This extra room is especially helpful for Wade. While James has developed into a terrific shooter, Wade still struggles from the perimeter. To be an effective scorer, Wade needs to get to the rim. According to Basketball-Reference, with Bosh in tow the last four seasons, Wade has posted true shooting percentages of 58.1, 55.9, 57.1 and 58.8, the latter of which was a career high for the Hall of Famer in waiting.
Bosh also exerts an outsize influence in two other salient aspects of the Heat: Their very good defense and very questionable rebounding.
Bosh is a poor rebounder. While it's difficult to assign positions in Miami's free-flowing attack, the average power forward, according to BoxScore Geeks, pulls down 11.6 boards per 48 minutes while the average center grabs 13.5. Bosh managed only 9.9 rebounds per 48 this season and 9.8 in 2012-13. Miami suffers for this. According to ESPN, the Heat were 24th in the NBA in defensive rebounding rate, 29th offensively and 27th overall. This is a major liability.
While rebounding is a huge component of defense—your opponent can't score if they don't have possession—Bosh offsets this, in part, by his more traditional defensive work. As David Thorpe of ESPN explained in December (paywalled), the Bostrich has become, among big men, one of the finest defenders in space in the Association.
Bosh is quickly becoming known as maybe the best defensive power forward on the perimeter, and Miami uses his rare quickness and agility to great advantage; it's the best overall pick-and-roll defensive team in the league.
Bosh’s importance to the Heat is also borne out in his own offensive numbers. In the regular season, the Heat’s success was unusually contingent on Bosh’s shot dropping. To a greater extent, even, than the successes of Wade and James.
According to NBA.com, Bosh shot 54.8 percent from the floor in Miami wins but only 45.5 percent in defeats. This is a greater win-loss split than either James or Wade posted.

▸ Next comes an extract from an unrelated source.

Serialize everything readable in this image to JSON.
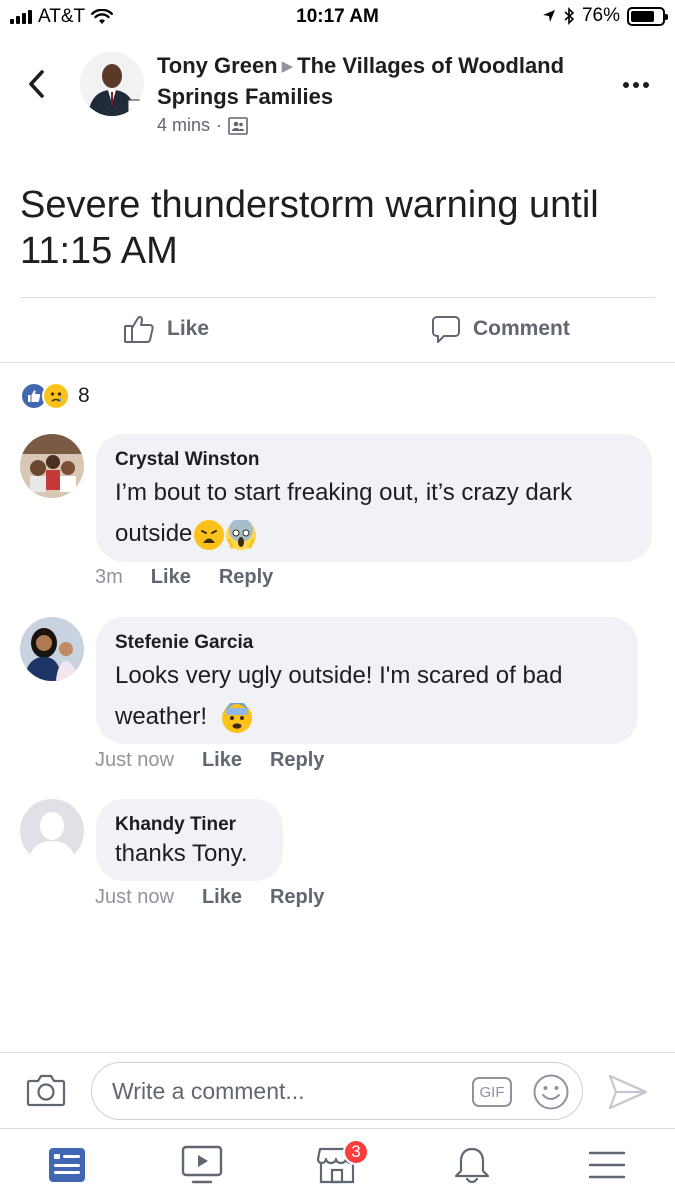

The playoffs have been a similar story. In the 2013 postseason, Bosh shot 49.7 percent in victory and 37.3 percent in defeat after posting a split of 52.1 and 37.9 percent in the 2012 title run.
Conversely, when Bosh struggles, so do the Heat. Since the middle of last month, the big man’s struggles have coincided with, and in some ways defined, Miami’s late-season swoon. The Miami Herald’s Adam Beasley traces the issue back to a loss at the hands of the Denver Nuggets:
Then came the Heat’s home loss to Denver on March 14, and Bosh’s mojo evaporated. He missed 8 of his 12 shots that night. And he really hasn’t found his range since.
In his final 18 games of the season, Bosh has misfired on 55 percent of his attempts from his field, bricking more than three of four from long range.
Not coincidentally, the Heat won just 10 of those 18 games.
This is a trend that needs to reverse itself for Miami to win a third straight Larry O’Brien Trophy. Spoelstra, for one, is confident that it will.
“I’m not concerned about that. I’m really not,” he told Beasley about Bosh’s—and the Heat’s—recent hiccup. “Our offense, once we get everybody together and we understand where we’re going and playing off each other, I think the guys will be taking the right kind of shots. The ball will go where it needs to go.”
One of those places is the capable hands of Bosh.
Not long ago, the running joke was that Bosh was a member of the Big Three in name only—that Miami really only had a Big Two-and-a-Half. It might be true that, in standing and stature, the former Raptor isn’t on the same tier as his more heralded teammates. But it also stands that if Wade and James want to further bolster their Hall of Fame resumes, they’ll need a huge performance from Bosh in the next two months.